It has several times been held that, where a person dies without leaving an estate, no administrator should be appointed. See Lowery v. Powell, 109 Ga. 192 ( 34 S.E. 296), where it was held that no administrator should be appointed where, under statute, all the estate should be set aside as a year's support. In the case of Bush v. Reconstruction Finance Corp., 79 Ga. App. 25 ( 52 S.E.2d 515), there was an issue made as to the amount of the estate.
In the case sub judice the entire estate was set apart as a year's support and no appeal taken from such judgment, nor was any valid attack made on such judgment; therefore there was no estate to be administered. "An estate is necessary to authorize the appointment of an administrator." Redfearn, Wills and Administration of Estates, page 399, § 232. There being no estate to be administered after the year's support had been set apart, the direction of the verdict to find for the applicant was error, since a verdict was demanded, under the evidence, that no administrator be appointed.

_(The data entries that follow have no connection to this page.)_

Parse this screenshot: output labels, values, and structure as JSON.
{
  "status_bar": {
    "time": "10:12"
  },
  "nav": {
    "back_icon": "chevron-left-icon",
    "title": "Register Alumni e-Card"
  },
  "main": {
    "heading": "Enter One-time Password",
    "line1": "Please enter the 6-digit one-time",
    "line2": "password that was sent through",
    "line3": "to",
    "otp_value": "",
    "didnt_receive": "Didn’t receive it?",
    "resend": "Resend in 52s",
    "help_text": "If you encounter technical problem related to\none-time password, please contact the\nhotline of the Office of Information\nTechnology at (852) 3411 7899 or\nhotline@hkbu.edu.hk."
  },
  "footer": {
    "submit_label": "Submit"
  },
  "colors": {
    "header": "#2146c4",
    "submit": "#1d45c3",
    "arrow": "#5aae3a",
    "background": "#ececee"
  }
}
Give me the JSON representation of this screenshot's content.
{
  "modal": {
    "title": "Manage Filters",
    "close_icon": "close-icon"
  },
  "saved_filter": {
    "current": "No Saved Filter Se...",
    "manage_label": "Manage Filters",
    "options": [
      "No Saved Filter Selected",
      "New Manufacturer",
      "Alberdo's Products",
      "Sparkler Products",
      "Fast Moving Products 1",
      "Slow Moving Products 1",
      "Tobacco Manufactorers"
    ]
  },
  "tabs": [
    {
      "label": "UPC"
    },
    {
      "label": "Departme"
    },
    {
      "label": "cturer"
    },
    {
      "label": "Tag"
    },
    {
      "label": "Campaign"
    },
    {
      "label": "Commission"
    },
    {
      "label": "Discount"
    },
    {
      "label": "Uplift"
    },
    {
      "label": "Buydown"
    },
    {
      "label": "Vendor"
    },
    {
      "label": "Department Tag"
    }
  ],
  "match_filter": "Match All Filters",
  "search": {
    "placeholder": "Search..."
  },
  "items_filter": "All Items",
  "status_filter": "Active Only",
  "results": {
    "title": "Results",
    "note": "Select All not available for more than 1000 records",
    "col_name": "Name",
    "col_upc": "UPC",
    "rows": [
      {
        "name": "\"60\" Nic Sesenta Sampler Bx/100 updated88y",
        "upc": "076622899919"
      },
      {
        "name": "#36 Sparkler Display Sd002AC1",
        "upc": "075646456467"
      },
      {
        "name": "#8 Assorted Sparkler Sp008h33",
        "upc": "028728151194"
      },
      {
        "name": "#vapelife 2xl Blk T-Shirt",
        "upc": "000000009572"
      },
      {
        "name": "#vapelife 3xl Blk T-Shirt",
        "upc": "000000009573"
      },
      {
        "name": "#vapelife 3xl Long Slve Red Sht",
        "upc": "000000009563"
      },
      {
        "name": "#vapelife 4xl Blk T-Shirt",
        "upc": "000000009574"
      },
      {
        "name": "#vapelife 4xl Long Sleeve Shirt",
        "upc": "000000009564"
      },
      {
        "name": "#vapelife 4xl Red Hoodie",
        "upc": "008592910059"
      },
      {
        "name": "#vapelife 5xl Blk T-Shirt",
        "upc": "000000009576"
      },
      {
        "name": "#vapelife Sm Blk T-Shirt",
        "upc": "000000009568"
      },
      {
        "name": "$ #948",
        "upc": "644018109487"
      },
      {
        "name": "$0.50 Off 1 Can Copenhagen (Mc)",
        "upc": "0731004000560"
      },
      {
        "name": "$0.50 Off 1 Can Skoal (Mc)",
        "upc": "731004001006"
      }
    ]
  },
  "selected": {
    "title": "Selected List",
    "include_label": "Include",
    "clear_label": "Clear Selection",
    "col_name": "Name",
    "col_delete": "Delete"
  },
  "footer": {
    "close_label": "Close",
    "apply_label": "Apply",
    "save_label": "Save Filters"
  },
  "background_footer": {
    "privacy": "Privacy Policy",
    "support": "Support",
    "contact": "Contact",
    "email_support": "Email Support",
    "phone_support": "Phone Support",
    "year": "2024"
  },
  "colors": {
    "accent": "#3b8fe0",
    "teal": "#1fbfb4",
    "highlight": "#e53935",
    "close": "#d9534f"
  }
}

2. The other grounds of the amended motion for new trial being neither argued nor expressly insisted upon are treated as abandoned.
Judgment reversed. Quillian, J., concurs. Felton, C. J., concurs specially.
I concur in the judgment for the reason that the record does not show a necessity for administration in that it does not show that there were debts of the estate to be paid or that administration was necessary for distribution to be made to the heirs at law.
I think that the record sufficiently shows that there is an estate. It shows that the deceased owned property in Georgia at the time of his death and that the entire estate was set apart as a year's support to one who had been divorced from the deceased. If there had been a necessity for administration, the law would require that the administrator of the deceased's estate institute proceedings to recover the property set aside as a year's support.